We don’t know when the very largest companies will revert to their long-term mode of generally underperforming, or when this bull market will end, but when it does, it may likely coincide with the end of this episode of outperformance of the largest stocks. For now, there is an abundance of much cheaper and much more attractively priced investment opportunities in smaller US stocks, international stocks, and some alternatives. 

Investment even in those relatively very cheaper corners of the stock market won’t likely be able to do well enough to overcome the pull of a bear market and leave portfolios with positive returns during a broad market decline. However significant relative strength in such an environment should be enough to materially mitigate declines. This means the present looks like a good time to emphasize playing defense by embracing the reasonable valuations available outside of the high-flyers and by increased attention to meaningful diversification. This is another reason it looks like an unusually bad time to be overweight the largest stocks that have performed so strongly in recent years and have been so tempting.

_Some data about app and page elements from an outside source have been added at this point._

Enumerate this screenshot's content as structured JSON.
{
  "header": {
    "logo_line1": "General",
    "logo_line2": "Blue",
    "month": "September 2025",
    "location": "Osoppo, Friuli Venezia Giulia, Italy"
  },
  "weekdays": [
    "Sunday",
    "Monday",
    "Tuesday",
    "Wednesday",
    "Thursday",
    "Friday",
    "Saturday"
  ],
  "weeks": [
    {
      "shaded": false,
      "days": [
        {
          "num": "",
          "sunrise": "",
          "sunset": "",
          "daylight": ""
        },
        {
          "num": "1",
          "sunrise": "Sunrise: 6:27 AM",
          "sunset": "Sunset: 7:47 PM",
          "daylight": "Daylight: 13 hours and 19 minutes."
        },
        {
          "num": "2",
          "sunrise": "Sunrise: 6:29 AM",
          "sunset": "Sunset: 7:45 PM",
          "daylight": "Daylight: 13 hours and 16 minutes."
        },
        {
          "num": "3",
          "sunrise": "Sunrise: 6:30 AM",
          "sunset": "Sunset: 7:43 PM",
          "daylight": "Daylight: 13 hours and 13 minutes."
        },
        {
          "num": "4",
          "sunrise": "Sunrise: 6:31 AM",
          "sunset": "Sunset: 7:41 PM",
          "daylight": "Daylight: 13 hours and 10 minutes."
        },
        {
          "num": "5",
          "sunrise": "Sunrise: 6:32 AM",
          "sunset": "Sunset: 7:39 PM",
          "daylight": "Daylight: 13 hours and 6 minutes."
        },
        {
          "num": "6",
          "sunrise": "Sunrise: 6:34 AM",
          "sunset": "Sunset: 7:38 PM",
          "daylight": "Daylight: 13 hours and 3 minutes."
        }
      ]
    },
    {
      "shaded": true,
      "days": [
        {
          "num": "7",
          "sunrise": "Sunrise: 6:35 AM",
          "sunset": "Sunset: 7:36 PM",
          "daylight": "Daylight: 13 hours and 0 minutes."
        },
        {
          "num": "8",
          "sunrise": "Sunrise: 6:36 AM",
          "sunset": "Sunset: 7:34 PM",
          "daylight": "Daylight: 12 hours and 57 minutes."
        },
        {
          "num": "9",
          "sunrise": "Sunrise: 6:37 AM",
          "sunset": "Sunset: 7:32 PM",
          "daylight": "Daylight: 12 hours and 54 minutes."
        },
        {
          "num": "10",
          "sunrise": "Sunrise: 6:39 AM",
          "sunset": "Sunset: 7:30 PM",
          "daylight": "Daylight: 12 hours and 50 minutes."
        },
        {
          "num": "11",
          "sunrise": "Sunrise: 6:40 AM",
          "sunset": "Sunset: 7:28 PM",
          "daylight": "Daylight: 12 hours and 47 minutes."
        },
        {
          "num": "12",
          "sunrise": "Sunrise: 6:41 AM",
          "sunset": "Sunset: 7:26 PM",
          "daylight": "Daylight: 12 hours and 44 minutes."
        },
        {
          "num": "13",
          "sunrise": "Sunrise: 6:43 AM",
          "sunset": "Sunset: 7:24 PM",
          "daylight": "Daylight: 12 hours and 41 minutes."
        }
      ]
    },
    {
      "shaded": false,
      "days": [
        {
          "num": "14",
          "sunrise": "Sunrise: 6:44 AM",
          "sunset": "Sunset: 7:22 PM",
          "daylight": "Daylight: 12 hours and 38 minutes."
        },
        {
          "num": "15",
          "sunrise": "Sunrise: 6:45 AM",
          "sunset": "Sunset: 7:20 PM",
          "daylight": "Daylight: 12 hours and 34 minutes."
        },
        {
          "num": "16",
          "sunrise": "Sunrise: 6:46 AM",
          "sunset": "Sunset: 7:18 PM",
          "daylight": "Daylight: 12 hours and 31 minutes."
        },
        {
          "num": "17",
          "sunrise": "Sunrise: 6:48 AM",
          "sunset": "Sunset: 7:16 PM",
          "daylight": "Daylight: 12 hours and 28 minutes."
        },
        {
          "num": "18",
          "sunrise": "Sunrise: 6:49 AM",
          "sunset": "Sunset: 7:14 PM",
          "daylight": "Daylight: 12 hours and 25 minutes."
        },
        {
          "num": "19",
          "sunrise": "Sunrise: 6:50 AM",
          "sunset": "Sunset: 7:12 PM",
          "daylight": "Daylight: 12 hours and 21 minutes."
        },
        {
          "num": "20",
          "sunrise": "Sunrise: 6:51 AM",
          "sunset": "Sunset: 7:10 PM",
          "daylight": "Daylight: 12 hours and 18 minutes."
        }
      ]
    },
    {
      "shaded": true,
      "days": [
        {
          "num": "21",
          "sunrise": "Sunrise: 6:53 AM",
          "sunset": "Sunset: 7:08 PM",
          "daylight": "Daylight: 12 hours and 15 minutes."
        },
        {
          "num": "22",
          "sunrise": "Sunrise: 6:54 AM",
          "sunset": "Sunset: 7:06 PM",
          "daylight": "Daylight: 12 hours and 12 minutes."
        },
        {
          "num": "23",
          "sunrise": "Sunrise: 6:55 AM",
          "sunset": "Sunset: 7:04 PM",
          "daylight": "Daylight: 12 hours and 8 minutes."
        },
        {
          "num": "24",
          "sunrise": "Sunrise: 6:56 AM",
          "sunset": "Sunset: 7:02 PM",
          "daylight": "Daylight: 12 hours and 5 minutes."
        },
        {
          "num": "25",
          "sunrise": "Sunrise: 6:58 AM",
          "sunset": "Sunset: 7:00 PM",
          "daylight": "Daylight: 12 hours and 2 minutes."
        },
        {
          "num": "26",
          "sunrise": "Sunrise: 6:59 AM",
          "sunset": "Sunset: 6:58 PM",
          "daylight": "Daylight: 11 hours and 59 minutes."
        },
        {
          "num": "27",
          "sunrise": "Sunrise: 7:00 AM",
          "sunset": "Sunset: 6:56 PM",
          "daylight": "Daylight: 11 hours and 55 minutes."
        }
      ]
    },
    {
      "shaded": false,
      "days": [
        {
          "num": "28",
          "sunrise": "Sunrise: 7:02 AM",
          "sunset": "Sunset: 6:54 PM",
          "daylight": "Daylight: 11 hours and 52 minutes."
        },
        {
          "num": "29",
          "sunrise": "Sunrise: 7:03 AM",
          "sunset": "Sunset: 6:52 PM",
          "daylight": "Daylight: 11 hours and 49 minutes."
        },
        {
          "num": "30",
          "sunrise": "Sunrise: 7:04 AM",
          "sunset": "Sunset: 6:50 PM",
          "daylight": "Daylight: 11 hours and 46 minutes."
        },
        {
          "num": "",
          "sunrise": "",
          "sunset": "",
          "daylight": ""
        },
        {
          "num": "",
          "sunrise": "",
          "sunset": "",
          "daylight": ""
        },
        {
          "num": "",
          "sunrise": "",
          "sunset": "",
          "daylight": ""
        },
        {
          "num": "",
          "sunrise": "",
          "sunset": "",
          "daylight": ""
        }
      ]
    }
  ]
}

One common market pitfall is to think that five or even ten years of recent history constitutes a “long time” from which to draw historical conclusions.  But that often proves a trap, as “long term” in markets generally means 20 to 30 years and more. The “cold wisdom” of a truly long-term perspective on markets often requires considerable patience while shorter-term “superfluous folly” plays itself out. History shows markets ultimately reward patience and discipline.